(Records excerpted from a collection)
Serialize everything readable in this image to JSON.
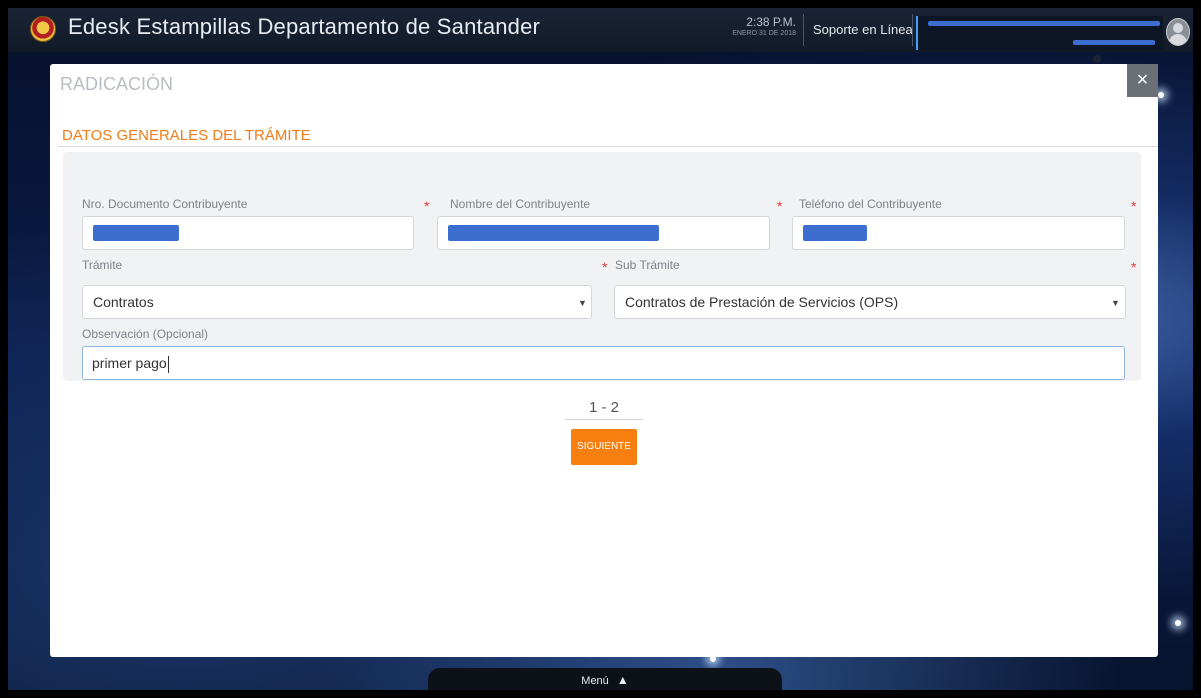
{
  "app": {
    "title": "Edesk Estampillas Departamento de Santander"
  },
  "header": {
    "time": "2:38 P.M.",
    "date": "ENERO 31 DE 2018",
    "support_label": "Soporte en Línea",
    "logo_icon": "coat-of-arms-logo",
    "avatar_icon": "user-avatar-icon"
  },
  "modal": {
    "title": "RADICACIÓN",
    "close_label": "×",
    "section_title": "DATOS GENERALES DEL TRÁMITE"
  },
  "form": {
    "doc_label": "Nro. Documento Contribuyente",
    "name_label": "Nombre del Contribuyente",
    "phone_label": "Teléfono del Contribuyente",
    "tramite_label": "Trámite",
    "tramite_value": "Contratos",
    "subtramite_label": "Sub Trámite",
    "subtramite_value": "Contratos de Prestación de Servicios (OPS)",
    "obs_label": "Observación (Opcional)",
    "obs_value": "primer pago",
    "required_mark": "*"
  },
  "pager": {
    "text": "1  -  2"
  },
  "actions": {
    "next_label": "SIGUIENTE"
  },
  "footer": {
    "menu_label": "Menú",
    "menu_icon": "triangle-up-icon"
  },
  "colors": {
    "accent_orange": "#f77f0f",
    "section_title": "#f07c1a",
    "required": "#e53b3b",
    "redaction": "#3d6ecf",
    "topbar": "#1a2436"
  }
}
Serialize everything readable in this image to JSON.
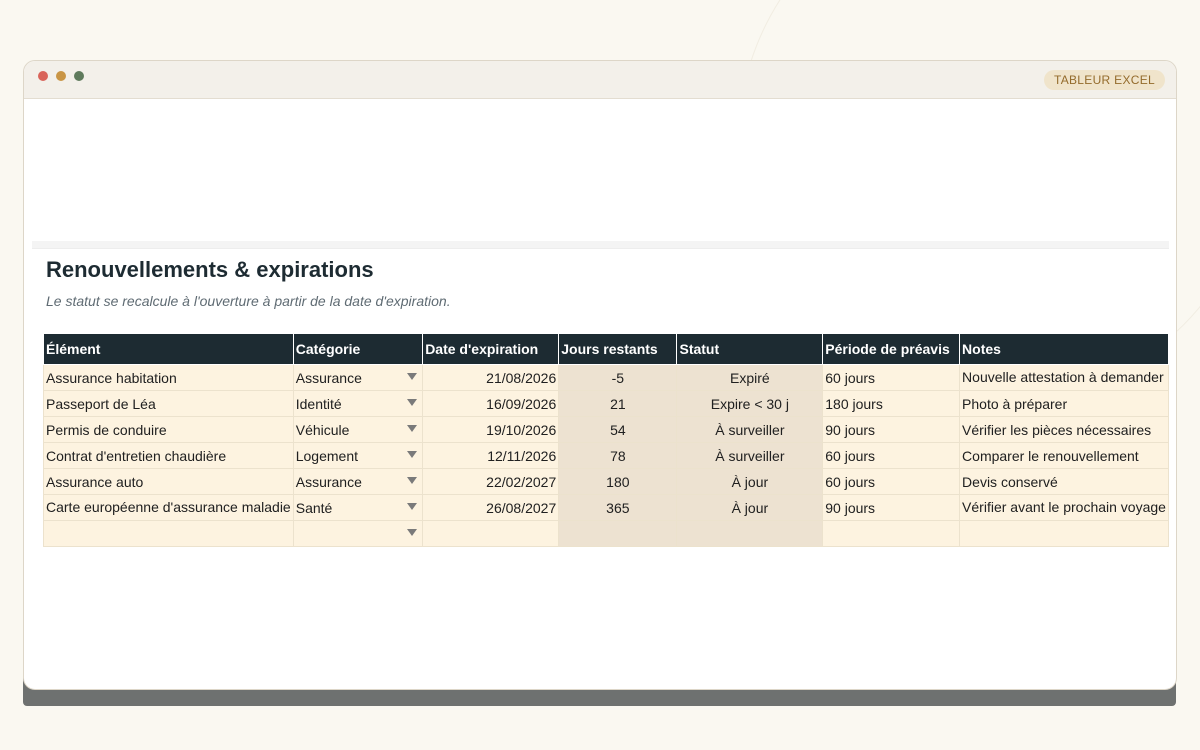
{
  "app": {
    "badge": "TABLEUR EXCEL"
  },
  "sheet": {
    "title": "Renouvellements & expirations",
    "subtitle": "Le statut se recalcule à l'ouverture à partir de la date d'expiration."
  },
  "table": {
    "headers": [
      "Élément",
      "Catégorie",
      "Date d'expiration",
      "Jours restants",
      "Statut",
      "Période de préavis",
      "Notes"
    ],
    "rows": [
      {
        "element": "Assurance habitation",
        "categorie": "Assurance",
        "date": "21/08/2026",
        "jours": "-5",
        "statut": "Expiré",
        "preavis": "60 jours",
        "notes": "Nouvelle attestation à demander"
      },
      {
        "element": "Passeport de Léa",
        "categorie": "Identité",
        "date": "16/09/2026",
        "jours": "21",
        "statut": "Expire < 30 j",
        "preavis": "180 jours",
        "notes": "Photo à préparer"
      },
      {
        "element": "Permis de conduire",
        "categorie": "Véhicule",
        "date": "19/10/2026",
        "jours": "54",
        "statut": "À surveiller",
        "preavis": "90 jours",
        "notes": "Vérifier les pièces nécessaires"
      },
      {
        "element": "Contrat d'entretien chaudière",
        "categorie": "Logement",
        "date": "12/11/2026",
        "jours": "78",
        "statut": "À surveiller",
        "preavis": "60 jours",
        "notes": "Comparer le renouvellement"
      },
      {
        "element": "Assurance auto",
        "categorie": "Assurance",
        "date": "22/02/2027",
        "jours": "180",
        "statut": "À jour",
        "preavis": "60 jours",
        "notes": "Devis conservé"
      },
      {
        "element": "Carte européenne d'assurance maladie",
        "categorie": "Santé",
        "date": "26/08/2027",
        "jours": "365",
        "statut": "À jour",
        "preavis": "90 jours",
        "notes": "Vérifier avant le prochain voyage"
      },
      {
        "element": "",
        "categorie": "",
        "date": "",
        "jours": "",
        "statut": "",
        "preavis": "",
        "notes": ""
      }
    ]
  }
}
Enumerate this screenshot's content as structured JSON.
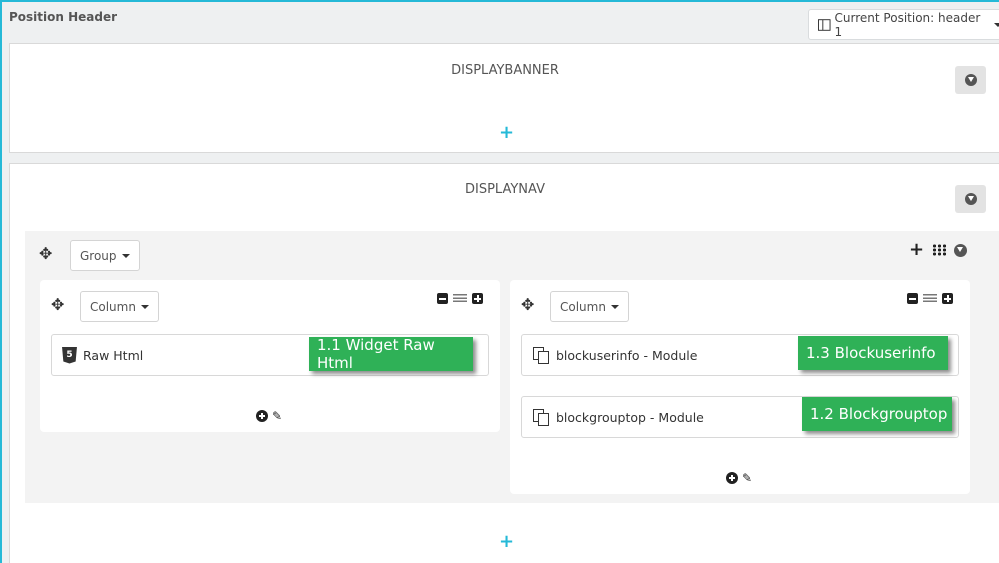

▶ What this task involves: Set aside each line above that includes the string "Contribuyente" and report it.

▶ Your response:
    "doc_label": "Nro. Documento Contribuyente",
    "name_label": "Nombre del Contribuyente",
    "phone_label": "Teléfono del Contribuyente",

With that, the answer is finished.